* **What you are asked to do**:
Look through the listing below and report every line that contains "span".

* **Supplied data**:
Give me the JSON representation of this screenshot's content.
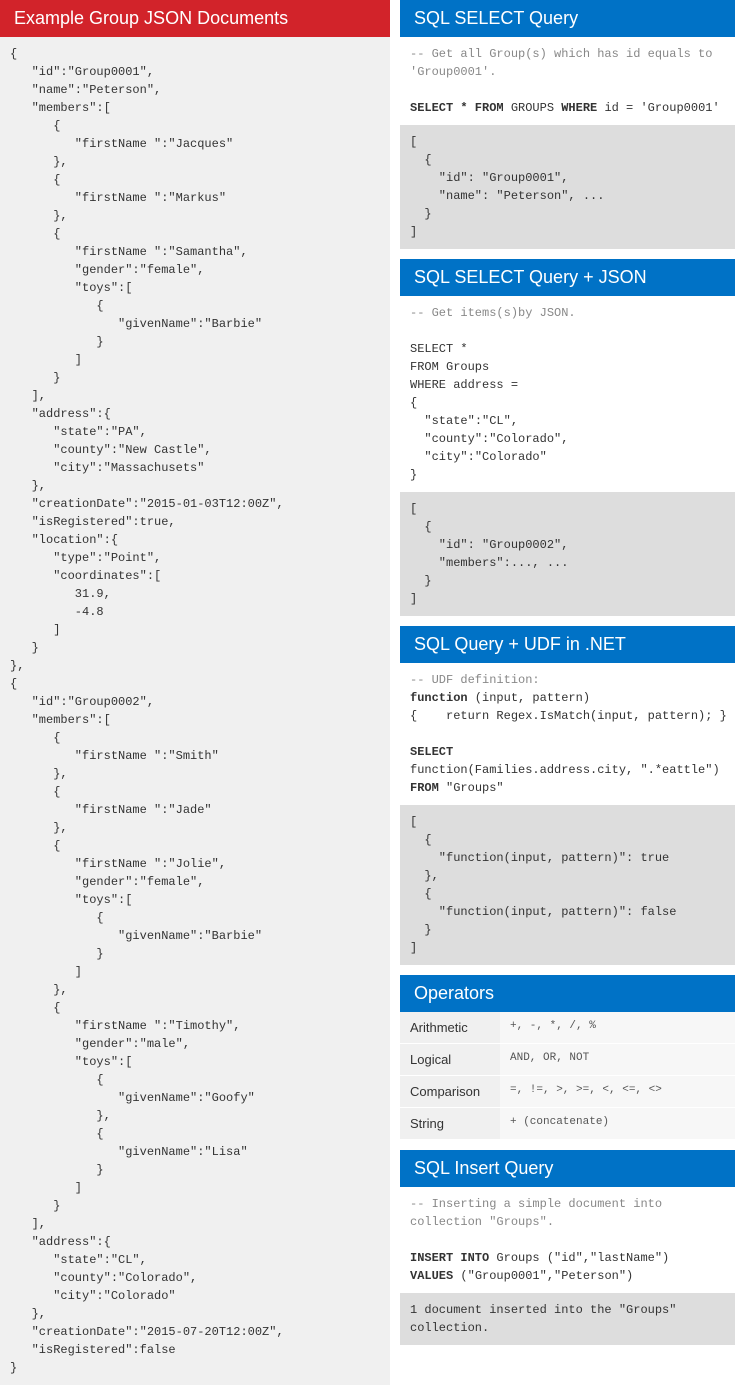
{
  "left": {
    "header": "Example Group JSON Documents",
    "json": "{\n   \"id\":\"Group0001\",\n   \"name\":\"Peterson\",\n   \"members\":[\n      {\n         \"firstName \":\"Jacques\"\n      },\n      {\n         \"firstName \":\"Markus\"\n      },\n      {\n         \"firstName \":\"Samantha\",\n         \"gender\":\"female\",\n         \"toys\":[\n            {\n               \"givenName\":\"Barbie\"\n            }\n         ]\n      }\n   ],\n   \"address\":{\n      \"state\":\"PA\",\n      \"county\":\"New Castle\",\n      \"city\":\"Massachusets\"\n   },\n   \"creationDate\":\"2015-01-03T12:00Z\",\n   \"isRegistered\":true,\n   \"location\":{\n      \"type\":\"Point\",\n      \"coordinates\":[\n         31.9,\n         -4.8\n      ]\n   }\n},\n{\n   \"id\":\"Group0002\",\n   \"members\":[\n      {\n         \"firstName \":\"Smith\"\n      },\n      {\n         \"firstName \":\"Jade\"\n      },\n      {\n         \"firstName \":\"Jolie\",\n         \"gender\":\"female\",\n         \"toys\":[\n            {\n               \"givenName\":\"Barbie\"\n            }\n         ]\n      },\n      {\n         \"firstName \":\"Timothy\",\n         \"gender\":\"male\",\n         \"toys\":[\n            {\n               \"givenName\":\"Goofy\"\n            },\n            {\n               \"givenName\":\"Lisa\"\n            }\n         ]\n      }\n   ],\n   \"address\":{\n      \"state\":\"CL\",\n      \"county\":\"Colorado\",\n      \"city\":\"Colorado\"\n   },\n   \"creationDate\":\"2015-07-20T12:00Z\",\n   \"isRegistered\":false\n}"
  },
  "select": {
    "header": "SQL SELECT Query",
    "comment": "-- Get all Group(s) which has id equals to 'Group0001'.",
    "query_html": "<span class=\"kw\">SELECT * FROM</span> GROUPS <span class=\"kw\">WHERE</span> id = 'Group0001'",
    "result": "[\n  {\n    \"id\": \"Group0001\",\n    \"name\": \"Peterson\", ...\n  }\n]"
  },
  "selectjson": {
    "header": "SQL SELECT Query + JSON",
    "comment": "-- Get items(s)by JSON.",
    "query": "SELECT *\nFROM Groups\nWHERE address =\n{\n  \"state\":\"CL\",\n  \"county\":\"Colorado\",\n  \"city\":\"Colorado\"\n}",
    "result": "[\n  {\n    \"id\": \"Group0002\",\n    \"members\":..., ...\n  }\n]"
  },
  "udf": {
    "header": "SQL Query + UDF in .NET",
    "block": "<span class=\"comment\">-- UDF definition:</span>\n<span class=\"kw\">function</span> (input, pattern)\n{    return Regex.IsMatch(input, pattern); }\n\n<span class=\"kw\">SELECT</span>\nfunction(Families.address.city, \".*eattle\")\n<span class=\"kw\">FROM</span> \"Groups\"",
    "result": "[\n  {\n    \"function(input, pattern)\": true\n  },\n  {\n    \"function(input, pattern)\": false\n  }\n]"
  },
  "operators": {
    "header": "Operators",
    "rows": [
      {
        "label": "Arithmetic",
        "val": "+, -, *, /, %"
      },
      {
        "label": "Logical",
        "val": "AND, OR, NOT"
      },
      {
        "label": "Comparison",
        "val": "=, !=, >, >=, <, <=, <>"
      },
      {
        "label": "String",
        "val": "+ (concatenate)"
      }
    ]
  },
  "insert": {
    "header": "SQL Insert Query",
    "comment": "-- Inserting a simple document into collection \"Groups\".",
    "query_html": "<span class=\"kw\">INSERT INTO</span> Groups (\"id\",\"lastName\")\n<span class=\"kw\">VALUES</span> (\"Group0001\",\"Peterson\")",
    "result": "1 document inserted into the \"Groups\"\ncollection."
  }
}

* **Exercise response**:
    "query_html": "<span class=\"kw\">SELECT * FROM</span> GROUPS <span class=\"kw\">WHERE</span> id = 'Group0001'",
    "block": "<span class=\"comment\">-- UDF definition:</span>\n<span class=\"kw\">function</span> (input, pattern)\n{    return Regex.IsMatch(input, pattern); }\n\n<span class=\"kw\">SELECT</span>\nfunction(Families.address.city, \".*eattle\")\n<span class=\"kw\">FROM</span> \"Groups\"",
    "query_html": "<span class=\"kw\">INSERT INTO</span> Groups (\"id\",\"lastName\")\n<span class=\"kw\">VALUES</span> (\"Group0001\",\"Peterson\")",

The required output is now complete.